▽
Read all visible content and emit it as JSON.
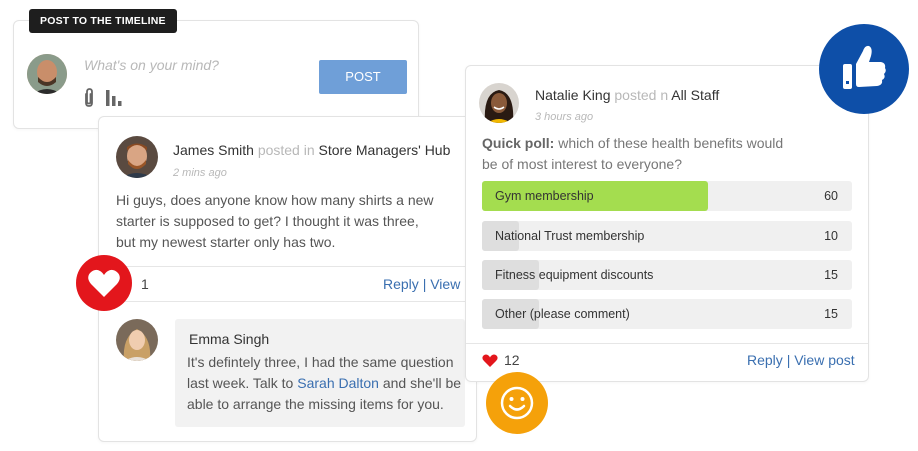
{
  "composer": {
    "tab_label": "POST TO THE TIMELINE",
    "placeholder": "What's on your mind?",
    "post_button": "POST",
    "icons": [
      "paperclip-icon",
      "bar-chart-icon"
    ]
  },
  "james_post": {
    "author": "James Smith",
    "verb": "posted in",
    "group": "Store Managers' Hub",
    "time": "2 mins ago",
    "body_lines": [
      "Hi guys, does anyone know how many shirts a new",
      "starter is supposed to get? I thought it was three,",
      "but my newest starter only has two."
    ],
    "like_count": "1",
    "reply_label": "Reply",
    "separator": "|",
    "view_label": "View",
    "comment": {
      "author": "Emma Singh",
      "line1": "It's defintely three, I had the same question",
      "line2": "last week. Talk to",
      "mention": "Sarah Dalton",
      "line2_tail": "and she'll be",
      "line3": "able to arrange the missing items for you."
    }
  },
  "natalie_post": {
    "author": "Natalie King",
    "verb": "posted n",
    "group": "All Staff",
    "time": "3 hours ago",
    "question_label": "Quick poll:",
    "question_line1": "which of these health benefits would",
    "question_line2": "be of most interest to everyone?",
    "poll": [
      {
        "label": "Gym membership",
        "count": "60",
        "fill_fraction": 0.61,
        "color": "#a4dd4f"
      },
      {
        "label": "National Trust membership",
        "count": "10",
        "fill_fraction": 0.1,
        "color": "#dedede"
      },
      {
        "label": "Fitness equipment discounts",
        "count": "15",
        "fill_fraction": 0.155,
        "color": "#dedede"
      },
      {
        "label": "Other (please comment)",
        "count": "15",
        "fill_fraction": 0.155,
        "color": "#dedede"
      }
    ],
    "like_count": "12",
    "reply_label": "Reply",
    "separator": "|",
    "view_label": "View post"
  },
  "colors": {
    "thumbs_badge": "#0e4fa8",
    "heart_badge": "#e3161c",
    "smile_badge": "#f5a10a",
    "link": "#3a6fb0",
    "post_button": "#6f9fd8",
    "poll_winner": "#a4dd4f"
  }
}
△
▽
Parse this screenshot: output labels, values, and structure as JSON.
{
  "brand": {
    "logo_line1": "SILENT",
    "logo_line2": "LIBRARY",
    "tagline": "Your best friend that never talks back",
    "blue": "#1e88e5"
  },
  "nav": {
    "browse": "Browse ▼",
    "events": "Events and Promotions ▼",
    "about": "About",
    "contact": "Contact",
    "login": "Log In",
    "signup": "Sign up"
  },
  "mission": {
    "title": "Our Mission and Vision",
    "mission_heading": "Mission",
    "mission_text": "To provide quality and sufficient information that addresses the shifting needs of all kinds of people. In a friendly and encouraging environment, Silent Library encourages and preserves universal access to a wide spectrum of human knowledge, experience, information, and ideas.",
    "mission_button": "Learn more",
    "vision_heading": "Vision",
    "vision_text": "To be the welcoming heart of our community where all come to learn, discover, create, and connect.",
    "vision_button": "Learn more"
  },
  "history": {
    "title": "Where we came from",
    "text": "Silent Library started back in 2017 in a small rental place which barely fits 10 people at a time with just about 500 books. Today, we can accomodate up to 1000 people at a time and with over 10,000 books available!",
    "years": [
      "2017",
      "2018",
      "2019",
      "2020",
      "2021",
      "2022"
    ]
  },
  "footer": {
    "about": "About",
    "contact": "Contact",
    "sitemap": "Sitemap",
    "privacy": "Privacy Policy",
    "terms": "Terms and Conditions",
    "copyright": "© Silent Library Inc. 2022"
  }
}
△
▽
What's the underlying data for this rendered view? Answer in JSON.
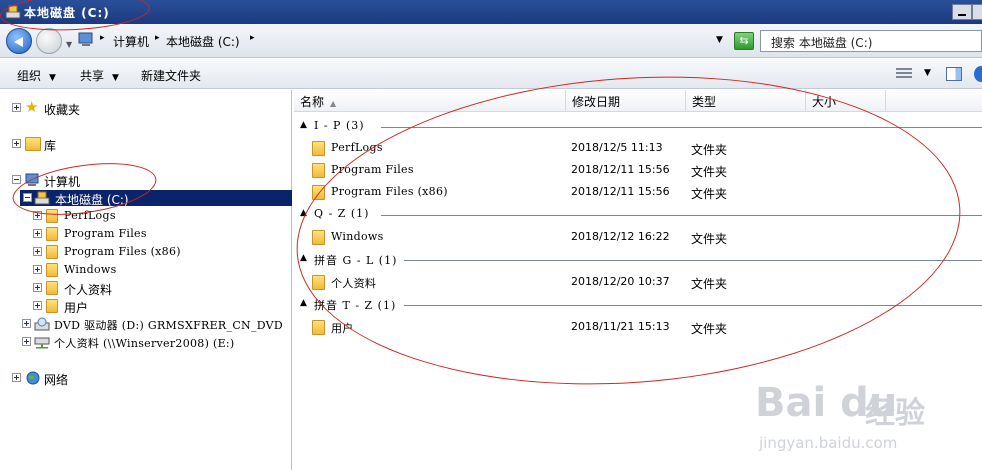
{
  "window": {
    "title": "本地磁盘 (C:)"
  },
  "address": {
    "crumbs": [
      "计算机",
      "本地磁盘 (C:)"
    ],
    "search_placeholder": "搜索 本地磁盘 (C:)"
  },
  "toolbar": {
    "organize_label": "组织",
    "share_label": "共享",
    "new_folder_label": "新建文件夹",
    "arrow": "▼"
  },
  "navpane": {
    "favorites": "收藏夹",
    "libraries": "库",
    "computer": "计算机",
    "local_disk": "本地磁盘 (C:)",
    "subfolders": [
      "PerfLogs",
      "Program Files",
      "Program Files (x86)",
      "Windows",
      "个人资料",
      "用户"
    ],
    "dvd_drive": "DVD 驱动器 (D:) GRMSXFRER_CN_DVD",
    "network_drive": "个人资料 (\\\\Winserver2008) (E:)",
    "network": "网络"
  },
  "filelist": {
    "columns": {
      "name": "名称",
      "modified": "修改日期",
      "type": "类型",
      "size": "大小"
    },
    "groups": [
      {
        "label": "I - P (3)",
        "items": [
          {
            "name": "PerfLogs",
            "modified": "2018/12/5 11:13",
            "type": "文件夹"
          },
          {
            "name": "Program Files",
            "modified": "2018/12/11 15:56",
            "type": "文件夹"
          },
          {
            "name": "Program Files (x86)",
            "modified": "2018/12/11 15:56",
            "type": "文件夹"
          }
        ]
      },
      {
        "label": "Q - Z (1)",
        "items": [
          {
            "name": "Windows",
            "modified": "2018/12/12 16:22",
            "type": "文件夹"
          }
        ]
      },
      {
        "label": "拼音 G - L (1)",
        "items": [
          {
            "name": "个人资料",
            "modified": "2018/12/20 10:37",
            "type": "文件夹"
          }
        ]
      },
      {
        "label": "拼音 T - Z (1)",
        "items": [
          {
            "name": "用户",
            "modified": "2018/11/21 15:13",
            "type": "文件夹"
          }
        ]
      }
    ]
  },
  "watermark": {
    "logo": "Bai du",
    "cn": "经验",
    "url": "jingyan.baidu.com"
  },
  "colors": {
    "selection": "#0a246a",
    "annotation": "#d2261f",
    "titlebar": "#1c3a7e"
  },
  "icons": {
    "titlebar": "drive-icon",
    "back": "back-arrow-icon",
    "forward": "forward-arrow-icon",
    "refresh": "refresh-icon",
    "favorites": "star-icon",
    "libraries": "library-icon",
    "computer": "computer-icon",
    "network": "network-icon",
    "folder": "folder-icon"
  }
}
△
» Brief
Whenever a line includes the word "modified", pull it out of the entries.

» Task response
      "modified": "修改日期",
            "modified": "2018/12/5 11:13",
            "modified": "2018/12/11 15:56",
            "modified": "2018/12/11 15:56",
            "modified": "2018/12/12 16:22",
            "modified": "2018/12/20 10:37",
            "modified": "2018/11/21 15:13",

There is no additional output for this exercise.